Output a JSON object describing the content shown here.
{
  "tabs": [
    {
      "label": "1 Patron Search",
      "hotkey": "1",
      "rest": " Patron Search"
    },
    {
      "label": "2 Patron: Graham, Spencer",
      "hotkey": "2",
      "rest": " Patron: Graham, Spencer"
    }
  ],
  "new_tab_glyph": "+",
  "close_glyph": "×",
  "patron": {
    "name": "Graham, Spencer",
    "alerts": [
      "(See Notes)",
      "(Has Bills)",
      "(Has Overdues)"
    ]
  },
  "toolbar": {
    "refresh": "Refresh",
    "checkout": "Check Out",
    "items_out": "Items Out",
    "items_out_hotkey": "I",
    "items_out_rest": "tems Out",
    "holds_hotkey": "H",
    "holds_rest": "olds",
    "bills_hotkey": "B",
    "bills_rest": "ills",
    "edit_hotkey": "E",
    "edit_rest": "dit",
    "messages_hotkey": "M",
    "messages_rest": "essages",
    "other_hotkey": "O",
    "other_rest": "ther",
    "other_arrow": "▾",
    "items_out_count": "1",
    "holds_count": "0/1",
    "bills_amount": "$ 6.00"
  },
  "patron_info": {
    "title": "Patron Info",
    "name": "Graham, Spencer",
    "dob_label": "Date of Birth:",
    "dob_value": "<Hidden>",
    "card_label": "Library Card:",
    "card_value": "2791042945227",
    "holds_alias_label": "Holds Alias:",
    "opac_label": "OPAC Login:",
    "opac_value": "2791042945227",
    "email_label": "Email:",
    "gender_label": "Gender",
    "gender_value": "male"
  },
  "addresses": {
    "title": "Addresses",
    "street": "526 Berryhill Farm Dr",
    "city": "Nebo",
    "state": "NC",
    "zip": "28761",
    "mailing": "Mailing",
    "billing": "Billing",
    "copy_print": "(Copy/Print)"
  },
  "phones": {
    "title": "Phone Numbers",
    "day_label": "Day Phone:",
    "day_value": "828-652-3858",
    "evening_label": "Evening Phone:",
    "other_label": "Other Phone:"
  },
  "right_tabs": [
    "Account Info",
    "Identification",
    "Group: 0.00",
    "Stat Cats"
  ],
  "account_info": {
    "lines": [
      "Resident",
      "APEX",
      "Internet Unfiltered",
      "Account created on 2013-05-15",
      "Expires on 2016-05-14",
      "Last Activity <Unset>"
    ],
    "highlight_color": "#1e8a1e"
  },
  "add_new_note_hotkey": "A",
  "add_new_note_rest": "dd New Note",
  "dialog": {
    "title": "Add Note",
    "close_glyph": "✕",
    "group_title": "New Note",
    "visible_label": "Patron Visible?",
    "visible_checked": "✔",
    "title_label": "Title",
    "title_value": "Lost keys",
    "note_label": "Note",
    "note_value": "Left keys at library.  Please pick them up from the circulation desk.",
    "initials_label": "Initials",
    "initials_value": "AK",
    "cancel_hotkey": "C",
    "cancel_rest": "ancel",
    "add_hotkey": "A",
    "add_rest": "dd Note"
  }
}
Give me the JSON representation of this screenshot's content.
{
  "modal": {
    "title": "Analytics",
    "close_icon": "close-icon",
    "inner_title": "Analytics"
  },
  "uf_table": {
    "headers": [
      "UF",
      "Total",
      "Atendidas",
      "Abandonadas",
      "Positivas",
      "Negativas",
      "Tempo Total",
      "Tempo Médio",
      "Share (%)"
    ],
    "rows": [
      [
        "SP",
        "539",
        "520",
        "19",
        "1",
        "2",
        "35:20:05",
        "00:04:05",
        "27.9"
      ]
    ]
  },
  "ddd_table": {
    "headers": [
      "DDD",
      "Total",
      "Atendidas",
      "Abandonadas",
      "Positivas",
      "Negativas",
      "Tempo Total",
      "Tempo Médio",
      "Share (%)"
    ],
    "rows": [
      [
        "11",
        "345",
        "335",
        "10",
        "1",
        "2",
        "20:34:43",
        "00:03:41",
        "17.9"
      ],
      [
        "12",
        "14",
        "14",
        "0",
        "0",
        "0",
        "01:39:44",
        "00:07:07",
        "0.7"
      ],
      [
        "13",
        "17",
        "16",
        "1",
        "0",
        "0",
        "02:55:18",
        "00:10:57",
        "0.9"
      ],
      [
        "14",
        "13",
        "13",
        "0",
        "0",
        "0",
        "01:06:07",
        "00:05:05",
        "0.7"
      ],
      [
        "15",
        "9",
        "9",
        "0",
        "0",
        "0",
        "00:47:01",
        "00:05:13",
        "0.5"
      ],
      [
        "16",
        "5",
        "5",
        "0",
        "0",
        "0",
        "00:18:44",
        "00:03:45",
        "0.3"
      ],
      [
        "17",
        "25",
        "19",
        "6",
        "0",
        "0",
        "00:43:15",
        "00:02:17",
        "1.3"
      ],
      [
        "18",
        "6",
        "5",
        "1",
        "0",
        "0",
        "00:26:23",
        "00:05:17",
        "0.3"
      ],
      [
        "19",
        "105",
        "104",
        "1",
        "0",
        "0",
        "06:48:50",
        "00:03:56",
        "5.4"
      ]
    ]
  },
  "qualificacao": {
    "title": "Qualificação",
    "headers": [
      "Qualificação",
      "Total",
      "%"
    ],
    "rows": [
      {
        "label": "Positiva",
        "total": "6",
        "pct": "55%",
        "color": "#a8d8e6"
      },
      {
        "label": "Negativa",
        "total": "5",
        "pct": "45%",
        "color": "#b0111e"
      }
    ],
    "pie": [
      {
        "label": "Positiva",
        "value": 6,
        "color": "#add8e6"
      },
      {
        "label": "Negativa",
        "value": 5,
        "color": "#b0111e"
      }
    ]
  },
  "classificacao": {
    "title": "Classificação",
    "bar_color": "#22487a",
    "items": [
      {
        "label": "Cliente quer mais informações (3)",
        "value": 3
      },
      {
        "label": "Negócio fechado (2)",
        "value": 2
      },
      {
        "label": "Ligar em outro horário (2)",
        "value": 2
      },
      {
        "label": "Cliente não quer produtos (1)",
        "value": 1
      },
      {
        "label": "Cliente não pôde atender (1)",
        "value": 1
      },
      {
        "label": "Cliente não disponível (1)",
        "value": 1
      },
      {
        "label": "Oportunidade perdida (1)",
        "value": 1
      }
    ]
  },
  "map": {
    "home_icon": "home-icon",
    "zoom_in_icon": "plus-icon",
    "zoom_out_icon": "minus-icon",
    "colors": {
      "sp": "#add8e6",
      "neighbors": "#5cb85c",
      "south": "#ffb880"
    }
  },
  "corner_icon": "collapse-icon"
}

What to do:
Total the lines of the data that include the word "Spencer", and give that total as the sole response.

Task answer:
4